PROMPT: Every line containing the string "chevron" is to be copied from the records.

DATA FOR ANALYSIS:
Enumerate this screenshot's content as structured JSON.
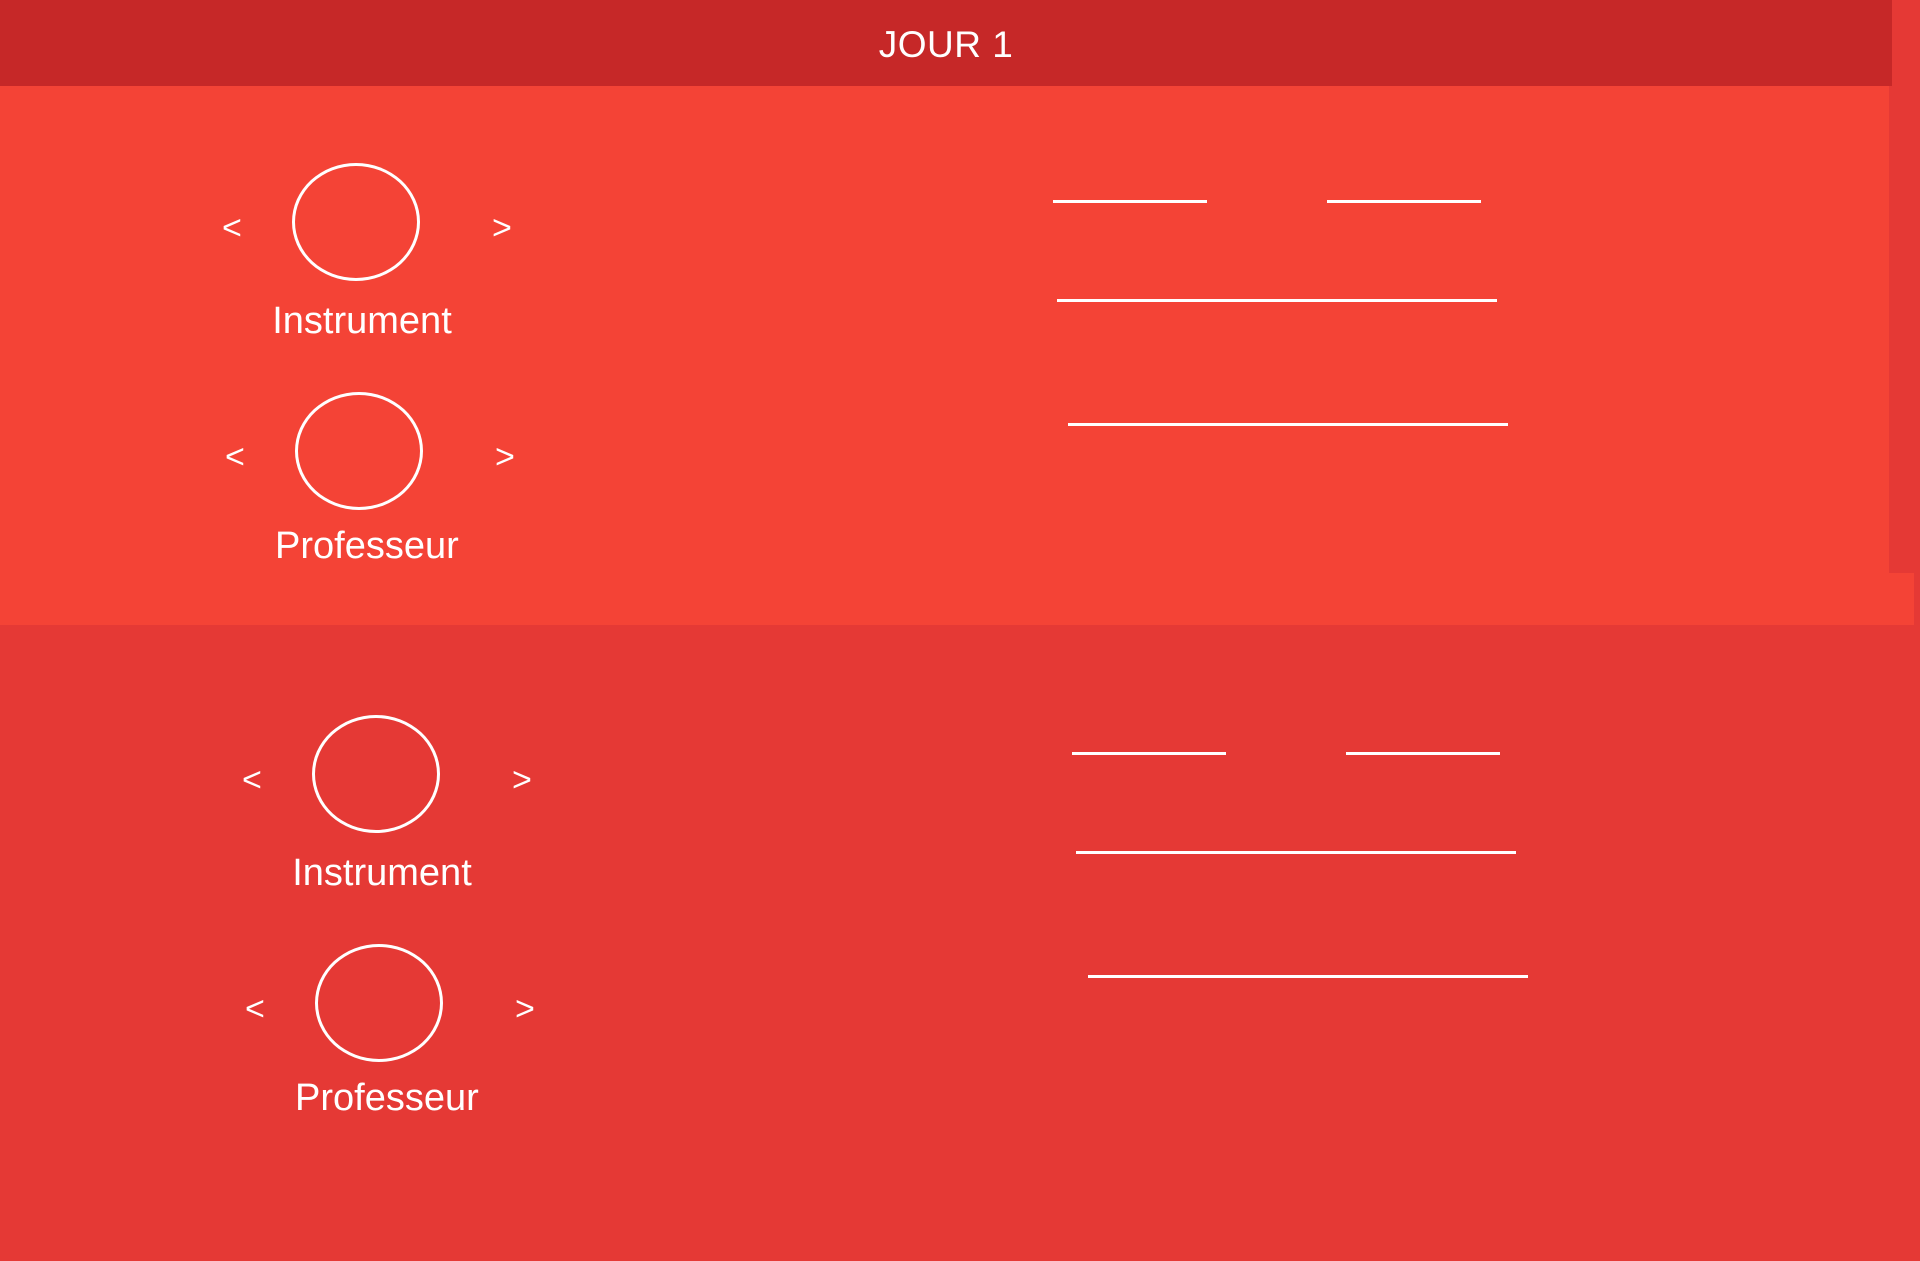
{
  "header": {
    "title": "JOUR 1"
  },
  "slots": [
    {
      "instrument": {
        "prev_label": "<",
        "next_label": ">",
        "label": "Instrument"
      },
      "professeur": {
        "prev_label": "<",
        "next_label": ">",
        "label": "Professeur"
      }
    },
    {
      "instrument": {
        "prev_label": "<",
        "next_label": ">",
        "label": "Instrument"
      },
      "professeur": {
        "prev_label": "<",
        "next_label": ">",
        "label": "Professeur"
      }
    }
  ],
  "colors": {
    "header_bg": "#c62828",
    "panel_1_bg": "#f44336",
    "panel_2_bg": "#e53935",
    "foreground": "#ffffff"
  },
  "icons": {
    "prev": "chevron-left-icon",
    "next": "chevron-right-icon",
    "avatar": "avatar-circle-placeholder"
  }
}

ANSWER:
    "prev": "chevron-left-icon",
    "next": "chevron-right-icon",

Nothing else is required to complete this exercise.